It's odd how my history journey goes. I seem to hit these patches when I keep getting drawn back to a particular small area time and again, even when I have no particular interest in it. When this…Back to Harringay Online
This weekend I made HoL's latest local history acquisition with the purchase of a set of photos showing the exterior and interior of Northumberland House.For those who aren't familiar with…Back to Harringay Online
The reservoir and water works in Hornsey have been a familiar site to locals for over a century and a half. But the story of their development is much less well known. The area of land just to the…Back to Harringay Online
I've just come back from and event where I fell into conversation with a chap called Nicky Price. Nicky's an interesting guy with some great local connections.Back in 1981 young Greek entrepreneur,…Back to Harringay Online
The Queen's Head was an old coaching inn, first running in the eighteenth century (and possibly earlier).On ebay today, I noticed a match case that includes an inscription relating to the pub. So, of…Back to Harringay Online
I came across the following citation for an Order of St. John Lifesaving Medal, presented to Sgt. Arthur Patrick McNally of 7 Bttn. Midx. Rgt. 1931.It recites a tragic incident but I thought it…Back to Harringay Online

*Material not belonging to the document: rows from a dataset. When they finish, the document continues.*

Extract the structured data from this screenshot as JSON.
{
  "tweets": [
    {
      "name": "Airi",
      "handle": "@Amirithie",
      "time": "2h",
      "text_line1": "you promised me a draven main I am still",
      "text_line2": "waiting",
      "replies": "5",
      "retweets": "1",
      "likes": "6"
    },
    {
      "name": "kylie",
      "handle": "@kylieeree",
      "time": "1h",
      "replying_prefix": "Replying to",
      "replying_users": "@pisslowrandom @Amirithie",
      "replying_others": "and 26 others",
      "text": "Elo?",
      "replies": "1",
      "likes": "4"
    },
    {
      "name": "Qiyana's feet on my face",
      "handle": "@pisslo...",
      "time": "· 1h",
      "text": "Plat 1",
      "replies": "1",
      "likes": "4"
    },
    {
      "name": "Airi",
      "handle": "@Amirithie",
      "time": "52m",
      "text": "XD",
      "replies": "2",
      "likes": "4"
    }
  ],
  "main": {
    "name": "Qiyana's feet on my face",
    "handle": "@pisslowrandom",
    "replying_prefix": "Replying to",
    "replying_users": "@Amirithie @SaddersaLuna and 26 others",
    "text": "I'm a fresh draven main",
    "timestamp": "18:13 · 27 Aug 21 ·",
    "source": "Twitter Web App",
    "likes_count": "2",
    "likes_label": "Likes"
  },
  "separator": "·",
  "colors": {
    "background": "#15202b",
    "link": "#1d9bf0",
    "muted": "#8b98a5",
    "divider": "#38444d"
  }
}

The development of the Harringay Ladder was tightly controlled, both by the covenants imposed by the land vendor, the British Land Company and through the supervision of building quality by Hornsey…Back to Harringay Online